Rene Nelson was born around 1955 at Warlu, a rock hole west of Irrunytju, near Papulankutja (Blackstone). She belongs to the Pitjantjatjarra language and cultural group. As a young child Rene lived a traditional lifestyle in the desert. She walked with her family to the mission at Warburton where they camped for a while before continuing to Areyonga where she went to school. They camped for a while at Papulankutja, then Irrunytju, where she has raised many children and grandchildren, and is an active member of the community.
In her paintings Rene oŌen draws on her knowledge of country, the location of important rock holes around the place of her birth. She uses layers of vibrant colours intensified by precise uniform dotting.
About the Artist
Carol Young was born in 1972 in Alice Springs, in the Northern Territory. Like many other Anangu (people of the Pitjantjara lands), Carol remembers spending much of her younger years travelling between communities, particularly Amata and Pipalyatjara. Today, Carol lives in Pipalyatjara and is the primary carer for several of her family members.
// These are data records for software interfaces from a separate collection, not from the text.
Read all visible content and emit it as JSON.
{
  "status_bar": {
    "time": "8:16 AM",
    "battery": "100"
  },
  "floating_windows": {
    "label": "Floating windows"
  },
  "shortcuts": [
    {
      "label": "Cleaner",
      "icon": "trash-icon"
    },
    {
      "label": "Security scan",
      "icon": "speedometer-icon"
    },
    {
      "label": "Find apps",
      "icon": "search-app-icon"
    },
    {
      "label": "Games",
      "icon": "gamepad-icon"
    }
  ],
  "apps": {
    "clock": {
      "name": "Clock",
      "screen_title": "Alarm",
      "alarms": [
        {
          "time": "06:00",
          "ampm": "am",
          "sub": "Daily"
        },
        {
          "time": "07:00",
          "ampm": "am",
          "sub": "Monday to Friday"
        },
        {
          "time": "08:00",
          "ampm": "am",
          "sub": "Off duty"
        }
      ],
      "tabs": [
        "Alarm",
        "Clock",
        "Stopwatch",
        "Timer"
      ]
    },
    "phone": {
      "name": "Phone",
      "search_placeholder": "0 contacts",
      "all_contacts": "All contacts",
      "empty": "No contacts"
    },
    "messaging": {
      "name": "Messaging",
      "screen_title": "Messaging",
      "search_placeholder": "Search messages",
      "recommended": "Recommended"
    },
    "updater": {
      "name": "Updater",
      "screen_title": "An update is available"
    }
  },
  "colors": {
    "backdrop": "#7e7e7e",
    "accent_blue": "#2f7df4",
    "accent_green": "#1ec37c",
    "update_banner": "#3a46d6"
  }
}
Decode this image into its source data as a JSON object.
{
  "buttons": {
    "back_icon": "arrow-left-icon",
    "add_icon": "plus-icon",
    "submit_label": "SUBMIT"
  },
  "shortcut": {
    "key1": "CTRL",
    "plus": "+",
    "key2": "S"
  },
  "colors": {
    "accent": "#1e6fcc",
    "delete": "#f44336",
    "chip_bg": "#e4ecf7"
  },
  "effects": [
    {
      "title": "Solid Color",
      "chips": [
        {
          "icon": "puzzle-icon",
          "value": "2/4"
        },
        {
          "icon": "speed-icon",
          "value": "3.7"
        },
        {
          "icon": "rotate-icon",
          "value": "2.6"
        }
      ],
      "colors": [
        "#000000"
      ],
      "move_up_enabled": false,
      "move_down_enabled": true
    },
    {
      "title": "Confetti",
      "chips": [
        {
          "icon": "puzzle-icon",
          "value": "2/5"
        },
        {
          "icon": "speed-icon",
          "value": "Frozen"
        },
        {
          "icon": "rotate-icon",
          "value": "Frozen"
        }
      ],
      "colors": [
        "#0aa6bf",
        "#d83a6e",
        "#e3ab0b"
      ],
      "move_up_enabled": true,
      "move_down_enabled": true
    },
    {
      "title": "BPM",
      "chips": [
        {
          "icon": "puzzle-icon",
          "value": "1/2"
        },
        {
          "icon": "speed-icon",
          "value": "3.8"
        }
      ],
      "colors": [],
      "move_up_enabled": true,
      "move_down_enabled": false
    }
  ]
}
Carol comes from a strong Anangu family, with both her father and grandmother also being prominent artists. Her father, Stanley Young, aside from being an artist, is also a local elder, lawman, and camel herder. She is also the granddaughter of the late Nyankula Watson, an important Western Desert Painter. Nyankula has passed down both her ‘tjukurpa’ (traditional stories) and unique art style to her granddaughter, which influences all of Carol’s work today. In Anangu culture, stories and painting style are often protected within families, of which only select individuals have permission to continue in their own art practice. Carol uses dot work, with some sweeping brush strokes, to depict these mystical stories of country.